• **TASK TO COMPLETE**: Every line below that holds the word "section" must be listed.

(DATA SHOWN begins)

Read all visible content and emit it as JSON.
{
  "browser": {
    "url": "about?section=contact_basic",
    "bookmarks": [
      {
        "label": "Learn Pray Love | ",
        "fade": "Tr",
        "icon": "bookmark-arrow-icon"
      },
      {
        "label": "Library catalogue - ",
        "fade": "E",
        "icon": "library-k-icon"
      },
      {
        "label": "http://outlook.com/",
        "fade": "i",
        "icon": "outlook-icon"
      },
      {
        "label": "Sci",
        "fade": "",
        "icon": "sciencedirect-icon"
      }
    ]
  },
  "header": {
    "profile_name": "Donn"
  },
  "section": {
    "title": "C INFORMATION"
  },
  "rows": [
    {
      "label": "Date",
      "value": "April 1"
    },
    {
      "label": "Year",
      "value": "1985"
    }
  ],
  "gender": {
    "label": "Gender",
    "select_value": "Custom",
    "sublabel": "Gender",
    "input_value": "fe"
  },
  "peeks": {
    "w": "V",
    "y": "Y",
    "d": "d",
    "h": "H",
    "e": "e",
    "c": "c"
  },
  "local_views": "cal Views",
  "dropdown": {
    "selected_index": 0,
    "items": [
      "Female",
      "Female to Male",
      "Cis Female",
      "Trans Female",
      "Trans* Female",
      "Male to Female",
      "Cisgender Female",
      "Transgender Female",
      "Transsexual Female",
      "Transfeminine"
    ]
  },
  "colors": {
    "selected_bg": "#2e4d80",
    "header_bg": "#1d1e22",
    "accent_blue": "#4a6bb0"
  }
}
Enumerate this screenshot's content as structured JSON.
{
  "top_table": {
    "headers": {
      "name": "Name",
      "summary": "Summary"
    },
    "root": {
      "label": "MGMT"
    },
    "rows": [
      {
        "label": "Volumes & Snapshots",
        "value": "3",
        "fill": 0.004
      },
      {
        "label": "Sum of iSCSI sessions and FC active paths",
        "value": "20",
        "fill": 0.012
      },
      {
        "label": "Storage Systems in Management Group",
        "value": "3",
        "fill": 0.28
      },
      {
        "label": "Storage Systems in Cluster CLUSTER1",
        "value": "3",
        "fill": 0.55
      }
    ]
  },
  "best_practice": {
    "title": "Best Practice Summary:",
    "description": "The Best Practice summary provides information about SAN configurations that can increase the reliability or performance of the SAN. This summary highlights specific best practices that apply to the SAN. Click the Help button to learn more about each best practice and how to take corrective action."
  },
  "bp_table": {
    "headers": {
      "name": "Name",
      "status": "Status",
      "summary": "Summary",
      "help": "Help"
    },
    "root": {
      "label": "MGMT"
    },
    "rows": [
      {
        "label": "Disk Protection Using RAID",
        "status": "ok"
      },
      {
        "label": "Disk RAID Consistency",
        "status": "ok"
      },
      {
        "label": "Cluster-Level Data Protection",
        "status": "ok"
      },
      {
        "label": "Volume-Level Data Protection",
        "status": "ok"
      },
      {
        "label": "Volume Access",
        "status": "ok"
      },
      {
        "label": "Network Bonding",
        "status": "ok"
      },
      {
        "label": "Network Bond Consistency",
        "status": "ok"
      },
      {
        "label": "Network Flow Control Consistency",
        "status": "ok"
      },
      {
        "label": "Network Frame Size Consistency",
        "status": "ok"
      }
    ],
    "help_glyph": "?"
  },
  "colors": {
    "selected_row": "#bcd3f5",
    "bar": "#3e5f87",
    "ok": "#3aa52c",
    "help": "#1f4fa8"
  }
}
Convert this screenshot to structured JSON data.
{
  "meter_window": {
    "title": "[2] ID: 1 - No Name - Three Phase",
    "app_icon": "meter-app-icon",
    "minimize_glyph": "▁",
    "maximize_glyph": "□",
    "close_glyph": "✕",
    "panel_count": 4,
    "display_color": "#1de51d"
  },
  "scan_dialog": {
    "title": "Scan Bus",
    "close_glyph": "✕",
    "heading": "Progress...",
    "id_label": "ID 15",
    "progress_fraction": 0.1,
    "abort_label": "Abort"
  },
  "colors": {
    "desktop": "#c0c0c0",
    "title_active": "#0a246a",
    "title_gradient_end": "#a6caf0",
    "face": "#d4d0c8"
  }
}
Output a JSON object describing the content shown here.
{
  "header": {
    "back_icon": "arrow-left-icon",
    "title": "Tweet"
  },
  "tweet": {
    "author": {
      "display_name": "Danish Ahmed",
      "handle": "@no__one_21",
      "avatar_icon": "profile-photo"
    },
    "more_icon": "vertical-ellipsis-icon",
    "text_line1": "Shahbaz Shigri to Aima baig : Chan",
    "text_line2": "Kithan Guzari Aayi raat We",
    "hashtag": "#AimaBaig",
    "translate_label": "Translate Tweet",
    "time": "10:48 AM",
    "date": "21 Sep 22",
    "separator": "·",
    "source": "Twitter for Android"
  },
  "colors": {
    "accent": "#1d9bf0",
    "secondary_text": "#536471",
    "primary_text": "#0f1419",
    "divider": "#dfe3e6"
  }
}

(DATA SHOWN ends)

• **PROBLEM SOLUTION**:
    "url": "about?section=contact_basic",
  "section": {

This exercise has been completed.